  • Renovating smartly can add significant value to your property.
  • Running a business from home makes a percentage of certain expenses — for instance, electricity, phone and internet usage — a tax deduction.
On the flipside, as an investment property the key is maximising your net income through the incentives available under the tax system. When generating assessable income — in the case of real estate it’s rent — certain expenses incurred are tax deductible:
  • Interest charged on money borrowed to purchase the investment property.
  • Advertising for tenants.
  • Insurance premiums.
  • Repairs and maintenance.
  • Strata/body corporate fees
  • Council rates.
When the available deductions exceed the assessable income derived by that property, you’re faced with “negative gearing”. For example: if rent for the year is $10,000 and allowable deductions come to $12,000, you have a tax-deductible loss of $2000. This can be offset against other income, reducing tax and improving your cash flow.
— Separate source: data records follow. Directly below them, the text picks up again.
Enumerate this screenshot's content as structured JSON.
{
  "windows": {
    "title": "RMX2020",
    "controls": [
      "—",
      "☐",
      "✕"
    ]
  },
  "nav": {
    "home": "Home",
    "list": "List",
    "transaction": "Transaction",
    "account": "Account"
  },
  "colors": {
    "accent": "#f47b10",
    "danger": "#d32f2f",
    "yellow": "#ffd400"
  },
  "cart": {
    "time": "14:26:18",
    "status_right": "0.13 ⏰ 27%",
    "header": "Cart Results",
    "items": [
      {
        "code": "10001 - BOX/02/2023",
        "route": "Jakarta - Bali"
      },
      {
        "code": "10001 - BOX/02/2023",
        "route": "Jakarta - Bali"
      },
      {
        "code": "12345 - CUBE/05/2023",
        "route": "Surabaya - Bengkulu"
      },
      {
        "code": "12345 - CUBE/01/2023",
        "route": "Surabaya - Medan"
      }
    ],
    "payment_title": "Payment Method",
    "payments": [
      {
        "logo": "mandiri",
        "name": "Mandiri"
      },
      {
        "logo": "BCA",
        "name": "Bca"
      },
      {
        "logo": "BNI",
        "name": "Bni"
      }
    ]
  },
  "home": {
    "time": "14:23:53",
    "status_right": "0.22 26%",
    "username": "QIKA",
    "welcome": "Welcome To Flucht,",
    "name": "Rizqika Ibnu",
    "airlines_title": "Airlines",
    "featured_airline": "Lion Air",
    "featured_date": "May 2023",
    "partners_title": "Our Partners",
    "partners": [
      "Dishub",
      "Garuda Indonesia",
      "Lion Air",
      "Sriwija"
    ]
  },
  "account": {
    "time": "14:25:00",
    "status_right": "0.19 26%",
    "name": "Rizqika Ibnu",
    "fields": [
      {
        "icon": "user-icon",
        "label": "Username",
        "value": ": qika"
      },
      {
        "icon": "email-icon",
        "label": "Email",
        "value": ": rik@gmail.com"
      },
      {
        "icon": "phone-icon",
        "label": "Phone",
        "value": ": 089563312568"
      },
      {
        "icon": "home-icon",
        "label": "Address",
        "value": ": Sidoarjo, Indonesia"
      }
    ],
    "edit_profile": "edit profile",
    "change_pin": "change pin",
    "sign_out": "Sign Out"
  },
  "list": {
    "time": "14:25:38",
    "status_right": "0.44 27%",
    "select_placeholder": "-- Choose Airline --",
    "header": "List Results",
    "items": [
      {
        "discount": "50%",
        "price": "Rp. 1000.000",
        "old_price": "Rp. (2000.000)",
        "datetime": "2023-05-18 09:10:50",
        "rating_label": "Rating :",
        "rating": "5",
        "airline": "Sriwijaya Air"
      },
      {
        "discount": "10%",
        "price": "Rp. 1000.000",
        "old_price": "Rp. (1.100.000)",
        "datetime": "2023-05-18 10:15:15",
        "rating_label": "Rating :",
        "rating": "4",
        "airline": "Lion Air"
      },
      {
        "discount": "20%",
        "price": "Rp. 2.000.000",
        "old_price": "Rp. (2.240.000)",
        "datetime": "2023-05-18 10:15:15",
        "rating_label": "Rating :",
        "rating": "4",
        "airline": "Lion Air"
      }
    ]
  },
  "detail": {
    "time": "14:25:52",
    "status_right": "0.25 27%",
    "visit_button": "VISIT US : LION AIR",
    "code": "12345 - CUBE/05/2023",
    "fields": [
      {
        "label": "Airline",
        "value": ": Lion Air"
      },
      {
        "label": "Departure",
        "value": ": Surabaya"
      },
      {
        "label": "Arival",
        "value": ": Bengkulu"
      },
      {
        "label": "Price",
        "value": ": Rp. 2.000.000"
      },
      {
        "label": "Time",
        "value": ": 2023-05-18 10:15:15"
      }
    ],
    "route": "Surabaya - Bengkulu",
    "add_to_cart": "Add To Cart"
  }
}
Of course, the benefit of negative gearing will vary based on your unique tax situation. So there you have it: you home IS an asset. Property is a relatively simple and proven investment, creating greater cash flow in the long run. That means financial freedom and security with a nice little “nest egg” for the future. Lastly, when considering property investment, Moneysoft recommends that you seek professional advice from a trusted adviser when considering your options.   Disclaimer: The content within is general or publicly available information only. Speak with your accountant or financial adviser for advice on your specific circumstance.